→ **What is being asked**: For the word "Sale", count the lines of the records that hold it, and give only that number.

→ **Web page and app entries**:
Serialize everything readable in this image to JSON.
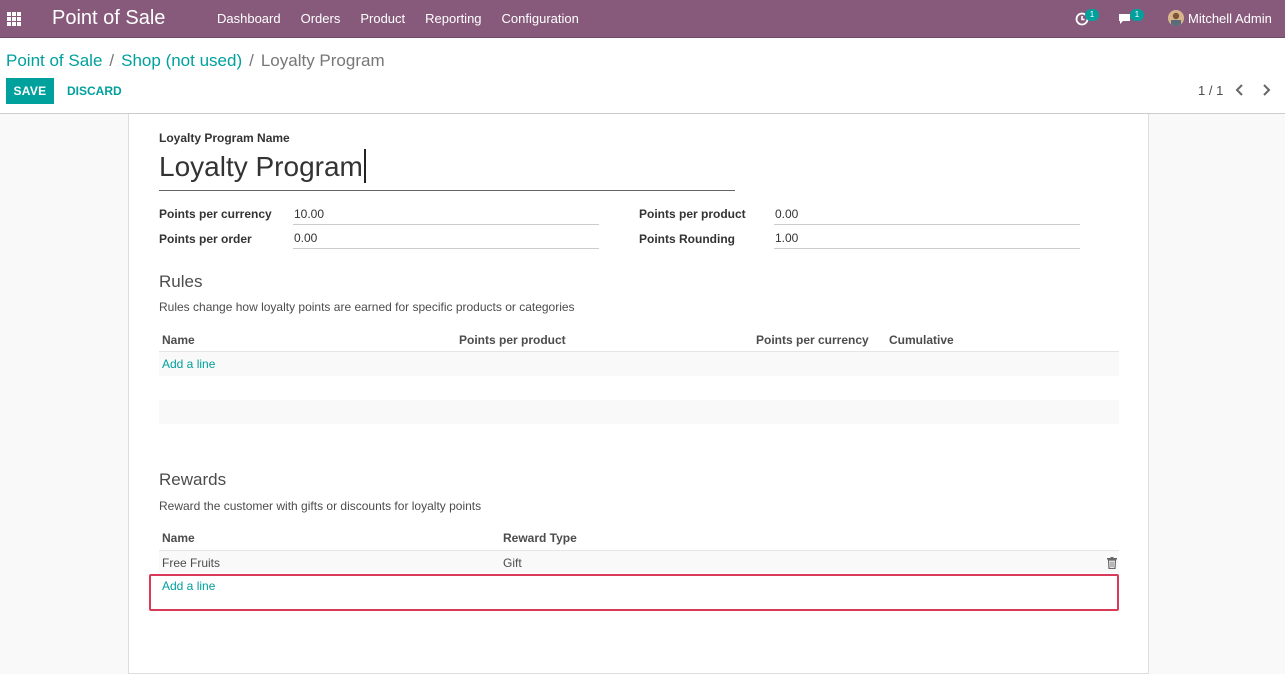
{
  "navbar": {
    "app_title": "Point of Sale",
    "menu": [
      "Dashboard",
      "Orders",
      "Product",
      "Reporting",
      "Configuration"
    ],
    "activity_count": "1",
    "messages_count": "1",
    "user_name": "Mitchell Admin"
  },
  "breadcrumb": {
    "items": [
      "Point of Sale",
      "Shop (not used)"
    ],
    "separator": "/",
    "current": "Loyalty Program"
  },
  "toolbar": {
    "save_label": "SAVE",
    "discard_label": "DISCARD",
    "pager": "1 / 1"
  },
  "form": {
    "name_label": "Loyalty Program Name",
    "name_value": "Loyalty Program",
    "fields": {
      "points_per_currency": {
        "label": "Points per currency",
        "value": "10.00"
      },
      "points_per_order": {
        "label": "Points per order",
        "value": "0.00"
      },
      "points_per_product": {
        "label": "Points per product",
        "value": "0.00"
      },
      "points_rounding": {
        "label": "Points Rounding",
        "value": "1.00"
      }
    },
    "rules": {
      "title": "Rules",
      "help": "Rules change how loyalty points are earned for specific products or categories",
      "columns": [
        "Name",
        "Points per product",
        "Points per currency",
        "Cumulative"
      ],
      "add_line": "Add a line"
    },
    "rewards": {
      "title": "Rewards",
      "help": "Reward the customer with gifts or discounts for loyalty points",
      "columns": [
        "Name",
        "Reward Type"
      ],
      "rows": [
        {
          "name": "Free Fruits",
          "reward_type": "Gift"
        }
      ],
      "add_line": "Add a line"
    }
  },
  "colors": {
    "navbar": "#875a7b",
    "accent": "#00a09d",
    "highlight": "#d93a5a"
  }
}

→ **Output for this task**: 2